EXERCISE: Return the entries exactly as they appear.

---------- RECORDS FOR THIS EXERCISE ----------

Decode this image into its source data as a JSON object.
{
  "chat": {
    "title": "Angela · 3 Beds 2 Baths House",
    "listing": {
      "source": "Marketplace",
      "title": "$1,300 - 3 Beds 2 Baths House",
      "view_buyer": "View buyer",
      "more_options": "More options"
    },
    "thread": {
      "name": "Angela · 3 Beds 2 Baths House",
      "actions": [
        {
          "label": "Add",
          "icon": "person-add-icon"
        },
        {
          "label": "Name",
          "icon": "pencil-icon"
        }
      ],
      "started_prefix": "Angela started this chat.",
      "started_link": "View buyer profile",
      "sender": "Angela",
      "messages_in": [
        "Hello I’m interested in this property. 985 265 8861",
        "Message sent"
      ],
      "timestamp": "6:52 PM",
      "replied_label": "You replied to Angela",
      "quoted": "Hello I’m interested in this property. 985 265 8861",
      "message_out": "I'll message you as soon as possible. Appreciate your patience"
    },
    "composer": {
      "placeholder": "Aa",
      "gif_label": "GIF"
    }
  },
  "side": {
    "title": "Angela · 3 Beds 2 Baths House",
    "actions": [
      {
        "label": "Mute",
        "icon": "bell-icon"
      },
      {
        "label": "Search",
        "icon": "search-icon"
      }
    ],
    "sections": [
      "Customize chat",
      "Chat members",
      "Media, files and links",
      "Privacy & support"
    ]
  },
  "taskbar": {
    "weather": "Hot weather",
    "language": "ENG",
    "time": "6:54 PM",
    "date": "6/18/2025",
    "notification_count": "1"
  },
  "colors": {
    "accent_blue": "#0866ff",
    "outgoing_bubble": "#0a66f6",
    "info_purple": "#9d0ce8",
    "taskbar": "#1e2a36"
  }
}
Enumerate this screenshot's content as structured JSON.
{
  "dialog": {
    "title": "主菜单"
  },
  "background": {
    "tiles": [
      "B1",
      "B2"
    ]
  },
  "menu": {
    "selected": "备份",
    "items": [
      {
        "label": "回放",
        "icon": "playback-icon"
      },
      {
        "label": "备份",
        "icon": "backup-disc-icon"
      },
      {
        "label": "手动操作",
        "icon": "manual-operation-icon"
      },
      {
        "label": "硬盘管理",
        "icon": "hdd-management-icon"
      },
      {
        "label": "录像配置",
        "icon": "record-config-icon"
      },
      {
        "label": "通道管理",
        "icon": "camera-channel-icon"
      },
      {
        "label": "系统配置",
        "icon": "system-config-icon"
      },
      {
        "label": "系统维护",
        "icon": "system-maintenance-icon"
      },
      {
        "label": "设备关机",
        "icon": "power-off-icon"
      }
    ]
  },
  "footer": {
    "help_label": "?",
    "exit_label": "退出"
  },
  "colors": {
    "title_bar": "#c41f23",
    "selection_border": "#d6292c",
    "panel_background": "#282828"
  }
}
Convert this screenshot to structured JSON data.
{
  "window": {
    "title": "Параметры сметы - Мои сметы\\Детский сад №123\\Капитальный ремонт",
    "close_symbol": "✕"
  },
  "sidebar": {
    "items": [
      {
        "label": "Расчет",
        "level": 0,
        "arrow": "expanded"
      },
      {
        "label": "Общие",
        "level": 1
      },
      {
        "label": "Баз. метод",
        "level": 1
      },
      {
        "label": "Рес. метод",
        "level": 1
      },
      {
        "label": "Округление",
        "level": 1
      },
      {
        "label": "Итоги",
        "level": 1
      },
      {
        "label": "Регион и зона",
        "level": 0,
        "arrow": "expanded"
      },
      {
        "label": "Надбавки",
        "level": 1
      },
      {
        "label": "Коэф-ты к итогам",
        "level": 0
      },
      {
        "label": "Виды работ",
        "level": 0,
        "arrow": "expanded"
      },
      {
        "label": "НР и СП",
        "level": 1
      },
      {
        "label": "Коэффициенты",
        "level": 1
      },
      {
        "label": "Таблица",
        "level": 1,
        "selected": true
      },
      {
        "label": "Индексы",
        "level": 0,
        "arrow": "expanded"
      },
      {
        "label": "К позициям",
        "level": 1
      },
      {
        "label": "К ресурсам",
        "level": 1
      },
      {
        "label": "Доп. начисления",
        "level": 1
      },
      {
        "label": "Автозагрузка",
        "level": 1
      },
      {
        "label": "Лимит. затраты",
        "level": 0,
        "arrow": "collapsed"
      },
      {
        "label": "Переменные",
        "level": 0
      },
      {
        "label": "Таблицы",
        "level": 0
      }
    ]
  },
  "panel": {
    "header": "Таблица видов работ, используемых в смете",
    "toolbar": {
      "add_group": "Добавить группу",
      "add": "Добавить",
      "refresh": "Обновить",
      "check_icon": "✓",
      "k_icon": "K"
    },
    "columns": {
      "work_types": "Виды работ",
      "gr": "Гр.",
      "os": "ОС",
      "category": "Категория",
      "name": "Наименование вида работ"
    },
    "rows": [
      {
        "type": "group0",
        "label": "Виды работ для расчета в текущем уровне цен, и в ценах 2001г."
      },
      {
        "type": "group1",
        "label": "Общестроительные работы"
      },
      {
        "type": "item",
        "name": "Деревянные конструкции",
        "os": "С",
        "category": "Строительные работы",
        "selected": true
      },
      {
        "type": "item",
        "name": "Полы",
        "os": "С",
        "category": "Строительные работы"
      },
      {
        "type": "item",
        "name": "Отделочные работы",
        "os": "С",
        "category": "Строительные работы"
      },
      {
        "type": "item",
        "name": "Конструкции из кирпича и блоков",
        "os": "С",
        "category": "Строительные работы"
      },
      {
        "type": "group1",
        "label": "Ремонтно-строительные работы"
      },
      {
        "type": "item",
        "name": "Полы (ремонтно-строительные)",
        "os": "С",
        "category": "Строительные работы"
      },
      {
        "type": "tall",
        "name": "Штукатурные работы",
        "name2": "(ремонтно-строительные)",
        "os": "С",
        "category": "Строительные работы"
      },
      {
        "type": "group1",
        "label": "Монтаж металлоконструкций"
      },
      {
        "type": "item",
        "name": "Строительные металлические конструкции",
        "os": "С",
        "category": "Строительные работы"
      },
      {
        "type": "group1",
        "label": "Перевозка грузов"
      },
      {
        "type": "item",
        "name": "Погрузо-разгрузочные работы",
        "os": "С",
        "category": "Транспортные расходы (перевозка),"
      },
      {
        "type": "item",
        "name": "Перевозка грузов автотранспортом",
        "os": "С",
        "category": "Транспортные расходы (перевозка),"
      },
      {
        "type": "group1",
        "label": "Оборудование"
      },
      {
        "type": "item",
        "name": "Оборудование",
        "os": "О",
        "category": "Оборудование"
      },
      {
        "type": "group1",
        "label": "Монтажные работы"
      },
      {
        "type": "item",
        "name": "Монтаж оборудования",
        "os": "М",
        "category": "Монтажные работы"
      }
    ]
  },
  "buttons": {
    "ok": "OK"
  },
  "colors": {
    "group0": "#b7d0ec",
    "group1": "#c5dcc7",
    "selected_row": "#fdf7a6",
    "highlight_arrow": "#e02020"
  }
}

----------

RESPONSE:
Decode this image into its source data as a JSON object.
{
  "chat": {
    "title": "Angela · 3 Beds 2 Baths House",
    "listing": {
      "source": "Marketplace",
      "title": "$1,300 - 3 Beds 2 Baths House",
      "view_buyer": "View buyer",
      "more_options": "More options"
    },
    "thread": {
      "name": "Angela · 3 Beds 2 Baths House",
      "actions": [
        {
          "label": "Add",
          "icon": "person-add-icon"
        },
        {
          "label": "Name",
          "icon": "pencil-icon"
        }
      ],
      "started_prefix": "Angela started this chat.",
      "started_link": "View buyer profile",
      "sender": "Angela",
      "messages_in": [
        "Hello I’m interested in this property. 985 265 8861",
        "Message sent"
      ],
      "timestamp": "6:52 PM",
      "replied_label": "You replied to Angela",
      "quoted": "Hello I’m interested in this property. 985 265 8861",
      "message_out": "I'll message you as soon as possible. Appreciate your patience"
    },
    "composer": {
      "placeholder": "Aa",
      "gif_label": "GIF"
    }
  },
  "side": {
    "title": "Angela · 3 Beds 2 Baths House",
    "actions": [
      {
        "label": "Mute",
        "icon": "bell-icon"
      },
      {
        "label": "Search",
        "icon": "search-icon"
      }
    ],
    "sections": [
      "Customize chat",
      "Chat members",
      "Media, files and links",
      "Privacy & support"
    ]
  },
  "taskbar": {
    "weather": "Hot weather",
    "language": "ENG",
    "time": "6:54 PM",
    "date": "6/18/2025",
    "notification_count": "1"
  },
  "colors": {
    "accent_blue": "#0866ff",
    "outgoing_bubble": "#0a66f6",
    "info_purple": "#9d0ce8",
    "taskbar": "#1e2a36"
  }
}
Enumerate this screenshot's content as structured JSON.
{
  "dialog": {
    "title": "主菜单"
  },
  "background": {
    "tiles": [
      "B1",
      "B2"
    ]
  },
  "menu": {
    "selected": "备份",
    "items": [
      {
        "label": "回放",
        "icon": "playback-icon"
      },
      {
        "label": "备份",
        "icon": "backup-disc-icon"
      },
      {
        "label": "手动操作",
        "icon": "manual-operation-icon"
      },
      {
        "label": "硬盘管理",
        "icon": "hdd-management-icon"
      },
      {
        "label": "录像配置",
        "icon": "record-config-icon"
      },
      {
        "label": "通道管理",
        "icon": "camera-channel-icon"
      },
      {
        "label": "系统配置",
        "icon": "system-config-icon"
      },
      {
        "label": "系统维护",
        "icon": "system-maintenance-icon"
      },
      {
        "label": "设备关机",
        "icon": "power-off-icon"
      }
    ]
  },
  "footer": {
    "help_label": "?",
    "exit_label": "退出"
  },
  "colors": {
    "title_bar": "#c41f23",
    "selection_border": "#d6292c",
    "panel_background": "#282828"
  }
}
Convert this screenshot to structured JSON data.
{
  "window": {
    "title": "Параметры сметы - Мои сметы\\Детский сад №123\\Капитальный ремонт",
    "close_symbol": "✕"
  },
  "sidebar": {
    "items": [
      {
        "label": "Расчет",
        "level": 0,
        "arrow": "expanded"
      },
      {
        "label": "Общие",
        "level": 1
      },
      {
        "label": "Баз. метод",
        "level": 1
      },
      {
        "label": "Рес. метод",
        "level": 1
      },
      {
        "label": "Округление",
        "level": 1
      },
      {
        "label": "Итоги",
        "level": 1
      },
      {
        "label": "Регион и зона",
        "level": 0,
        "arrow": "expanded"
      },
      {
        "label": "Надбавки",
        "level": 1
      },
      {
        "label": "Коэф-ты к итогам",
        "level": 0
      },
      {
        "label": "Виды работ",
        "level": 0,
        "arrow": "expanded"
      },
      {
        "label": "НР и СП",
        "level": 1
      },
      {
        "label": "Коэффициенты",
        "level": 1
      },
      {
        "label": "Таблица",
        "level": 1,
        "selected": true
      },
      {
        "label": "Индексы",
        "level": 0,
        "arrow": "expanded"
      },
      {
        "label": "К позициям",
        "level": 1
      },
      {
        "label": "К ресурсам",
        "level": 1
      },
      {
        "label": "Доп. начисления",
        "level": 1
      },
      {
        "label": "Автозагрузка",
        "level": 1
      },
      {
        "label": "Лимит. затраты",
        "level": 0,
        "arrow": "collapsed"
      },
      {
        "label": "Переменные",
        "level": 0
      },
      {
        "label": "Таблицы",
        "level": 0
      }
    ]
  },
  "panel": {
    "header": "Таблица видов работ, используемых в смете",
    "toolbar": {
      "add_group": "Добавить группу",
      "add": "Добавить",
      "refresh": "Обновить",
      "check_icon": "✓",
      "k_icon": "K"
    },
    "columns": {
      "work_types": "Виды работ",
      "gr": "Гр.",
      "os": "ОС",
      "category": "Категория",
      "name": "Наименование вида работ"
    },
    "rows": [
      {
        "type": "group0",
        "label": "Виды работ для расчета в текущем уровне цен, и в ценах 2001г."
      },
      {
        "type": "group1",
        "label": "Общестроительные работы"
      },
      {
        "type": "item",
        "name": "Деревянные конструкции",
        "os": "С",
        "category": "Строительные работы",
        "selected": true
      },
      {
        "type": "item",
        "name": "Полы",
        "os": "С",
        "category": "Строительные работы"
      },
      {
        "type": "item",
        "name": "Отделочные работы",
        "os": "С",
        "category": "Строительные работы"
      },
      {
        "type": "item",
        "name": "Конструкции из кирпича и блоков",
        "os": "С",
        "category": "Строительные работы"
      },
      {
        "type": "group1",
        "label": "Ремонтно-строительные работы"
      },
      {
        "type": "item",
        "name": "Полы (ремонтно-строительные)",
        "os": "С",
        "category": "Строительные работы"
      },
      {
        "type": "tall",
        "name": "Штукатурные работы",
        "name2": "(ремонтно-строительные)",
        "os": "С",
        "category": "Строительные работы"
      },
      {
        "type": "group1",
        "label": "Монтаж металлоконструкций"
      },
      {
        "type": "item",
        "name": "Строительные металлические конструкции",
        "os": "С",
        "category": "Строительные работы"
      },
      {
        "type": "group1",
        "label": "Перевозка грузов"
      },
      {
        "type": "item",
        "name": "Погрузо-разгрузочные работы",
        "os": "С",
        "category": "Транспортные расходы (перевозка),"
      },
      {
        "type": "item",
        "name": "Перевозка грузов автотранспортом",
        "os": "С",
        "category": "Транспортные расходы (перевозка),"
      },
      {
        "type": "group1",
        "label": "Оборудование"
      },
      {
        "type": "item",
        "name": "Оборудование",
        "os": "О",
        "category": "Оборудование"
      },
      {
        "type": "group1",
        "label": "Монтажные работы"
      },
      {
        "type": "item",
        "name": "Монтаж оборудования",
        "os": "М",
        "category": "Монтажные работы"
      }
    ]
  },
  "buttons": {
    "ok": "OK"
  },
  "colors": {
    "group0": "#b7d0ec",
    "group1": "#c5dcc7",
    "selected_row": "#fdf7a6",
    "highlight_arrow": "#e02020"
  }
}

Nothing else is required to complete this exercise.